### YOUR INSTRUCTIONS
Determine how many of the lines below hold the word "kouê". Give the number and nothing else.

### SUPPLIED MATERIAL
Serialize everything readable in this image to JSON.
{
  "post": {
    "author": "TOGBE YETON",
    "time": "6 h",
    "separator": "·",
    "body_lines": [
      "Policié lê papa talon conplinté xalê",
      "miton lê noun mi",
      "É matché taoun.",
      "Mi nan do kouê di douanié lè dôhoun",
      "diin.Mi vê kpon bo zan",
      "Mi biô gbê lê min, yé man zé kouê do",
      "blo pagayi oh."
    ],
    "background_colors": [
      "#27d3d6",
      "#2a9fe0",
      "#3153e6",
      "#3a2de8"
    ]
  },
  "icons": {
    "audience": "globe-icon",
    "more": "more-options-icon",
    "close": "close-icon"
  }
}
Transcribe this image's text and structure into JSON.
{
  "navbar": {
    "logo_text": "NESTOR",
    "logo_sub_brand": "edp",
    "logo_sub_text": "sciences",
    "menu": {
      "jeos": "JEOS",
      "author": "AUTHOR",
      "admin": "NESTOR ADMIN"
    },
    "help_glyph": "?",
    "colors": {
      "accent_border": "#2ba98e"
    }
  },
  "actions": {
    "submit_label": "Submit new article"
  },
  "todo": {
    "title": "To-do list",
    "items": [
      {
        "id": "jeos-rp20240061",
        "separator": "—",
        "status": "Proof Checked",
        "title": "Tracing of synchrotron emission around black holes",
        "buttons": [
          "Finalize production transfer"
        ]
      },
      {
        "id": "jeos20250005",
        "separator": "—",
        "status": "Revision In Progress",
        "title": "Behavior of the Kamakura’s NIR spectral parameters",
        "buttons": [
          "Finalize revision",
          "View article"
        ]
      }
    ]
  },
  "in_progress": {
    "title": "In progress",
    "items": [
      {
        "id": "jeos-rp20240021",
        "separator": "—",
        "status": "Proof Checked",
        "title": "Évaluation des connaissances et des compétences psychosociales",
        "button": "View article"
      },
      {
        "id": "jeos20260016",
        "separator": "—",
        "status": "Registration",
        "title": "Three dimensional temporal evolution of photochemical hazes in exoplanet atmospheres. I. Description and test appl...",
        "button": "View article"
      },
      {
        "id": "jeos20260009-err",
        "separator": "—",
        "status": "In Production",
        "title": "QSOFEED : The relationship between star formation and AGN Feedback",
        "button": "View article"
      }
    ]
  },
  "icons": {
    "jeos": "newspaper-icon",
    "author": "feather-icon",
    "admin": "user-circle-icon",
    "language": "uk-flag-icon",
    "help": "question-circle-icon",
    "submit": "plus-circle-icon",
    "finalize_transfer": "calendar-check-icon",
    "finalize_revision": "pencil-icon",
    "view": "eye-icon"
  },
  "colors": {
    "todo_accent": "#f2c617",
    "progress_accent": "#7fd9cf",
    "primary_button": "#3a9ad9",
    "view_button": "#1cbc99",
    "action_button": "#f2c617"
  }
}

### EXERCISE RESULT
2